● PROBLEM DESCRIPTION: The entries are to be output in full, word for word.

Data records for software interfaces
• • • • • • •

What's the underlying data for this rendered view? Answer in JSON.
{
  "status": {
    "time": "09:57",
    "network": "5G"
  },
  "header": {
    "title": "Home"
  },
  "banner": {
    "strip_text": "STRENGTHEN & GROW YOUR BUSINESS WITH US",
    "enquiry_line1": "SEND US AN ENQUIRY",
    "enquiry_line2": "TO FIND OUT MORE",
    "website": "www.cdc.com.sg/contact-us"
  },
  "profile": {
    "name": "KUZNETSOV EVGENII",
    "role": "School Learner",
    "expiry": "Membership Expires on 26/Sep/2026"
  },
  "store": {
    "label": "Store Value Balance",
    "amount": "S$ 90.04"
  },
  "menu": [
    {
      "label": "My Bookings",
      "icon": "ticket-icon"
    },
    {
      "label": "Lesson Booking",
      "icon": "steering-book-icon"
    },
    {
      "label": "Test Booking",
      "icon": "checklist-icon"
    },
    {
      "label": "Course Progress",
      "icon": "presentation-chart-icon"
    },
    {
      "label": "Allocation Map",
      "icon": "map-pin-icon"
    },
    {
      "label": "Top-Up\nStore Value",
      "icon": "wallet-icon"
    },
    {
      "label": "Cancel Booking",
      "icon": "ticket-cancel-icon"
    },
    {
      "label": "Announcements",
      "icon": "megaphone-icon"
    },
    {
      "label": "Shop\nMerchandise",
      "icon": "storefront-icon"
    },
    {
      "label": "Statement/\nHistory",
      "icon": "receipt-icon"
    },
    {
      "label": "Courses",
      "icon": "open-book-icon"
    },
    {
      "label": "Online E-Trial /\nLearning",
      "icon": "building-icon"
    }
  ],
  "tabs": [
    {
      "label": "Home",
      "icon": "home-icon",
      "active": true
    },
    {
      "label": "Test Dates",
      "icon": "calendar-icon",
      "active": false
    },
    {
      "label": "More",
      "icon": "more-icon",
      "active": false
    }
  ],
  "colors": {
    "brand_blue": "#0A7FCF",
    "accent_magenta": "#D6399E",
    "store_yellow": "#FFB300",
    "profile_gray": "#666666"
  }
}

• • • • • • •

● ANSWER SECTION:
What's the underlying data for this rendered view? Answer in JSON.
{
  "status": {
    "time": "09:57",
    "network": "5G"
  },
  "header": {
    "title": "Home"
  },
  "banner": {
    "strip_text": "STRENGTHEN & GROW YOUR BUSINESS WITH US",
    "enquiry_line1": "SEND US AN ENQUIRY",
    "enquiry_line2": "TO FIND OUT MORE",
    "website": "www.cdc.com.sg/contact-us"
  },
  "profile": {
    "name": "KUZNETSOV EVGENII",
    "role": "School Learner",
    "expiry": "Membership Expires on 26/Sep/2026"
  },
  "store": {
    "label": "Store Value Balance",
    "amount": "S$ 90.04"
  },
  "menu": [
    {
      "label": "My Bookings",
      "icon": "ticket-icon"
    },
    {
      "label": "Lesson Booking",
      "icon": "steering-book-icon"
    },
    {
      "label": "Test Booking",
      "icon": "checklist-icon"
    },
    {
      "label": "Course Progress",
      "icon": "presentation-chart-icon"
    },
    {
      "label": "Allocation Map",
      "icon": "map-pin-icon"
    },
    {
      "label": "Top-Up\nStore Value",
      "icon": "wallet-icon"
    },
    {
      "label": "Cancel Booking",
      "icon": "ticket-cancel-icon"
    },
    {
      "label": "Announcements",
      "icon": "megaphone-icon"
    },
    {
      "label": "Shop\nMerchandise",
      "icon": "storefront-icon"
    },
    {
      "label": "Statement/\nHistory",
      "icon": "receipt-icon"
    },
    {
      "label": "Courses",
      "icon": "open-book-icon"
    },
    {
      "label": "Online E-Trial /\nLearning",
      "icon": "building-icon"
    }
  ],
  "tabs": [
    {
      "label": "Home",
      "icon": "home-icon",
      "active": true
    },
    {
      "label": "Test Dates",
      "icon": "calendar-icon",
      "active": false
    },
    {
      "label": "More",
      "icon": "more-icon",
      "active": false
    }
  ],
  "colors": {
    "brand_blue": "#0A7FCF",
    "accent_magenta": "#D6399E",
    "store_yellow": "#FFB300",
    "profile_gray": "#666666"
  }
}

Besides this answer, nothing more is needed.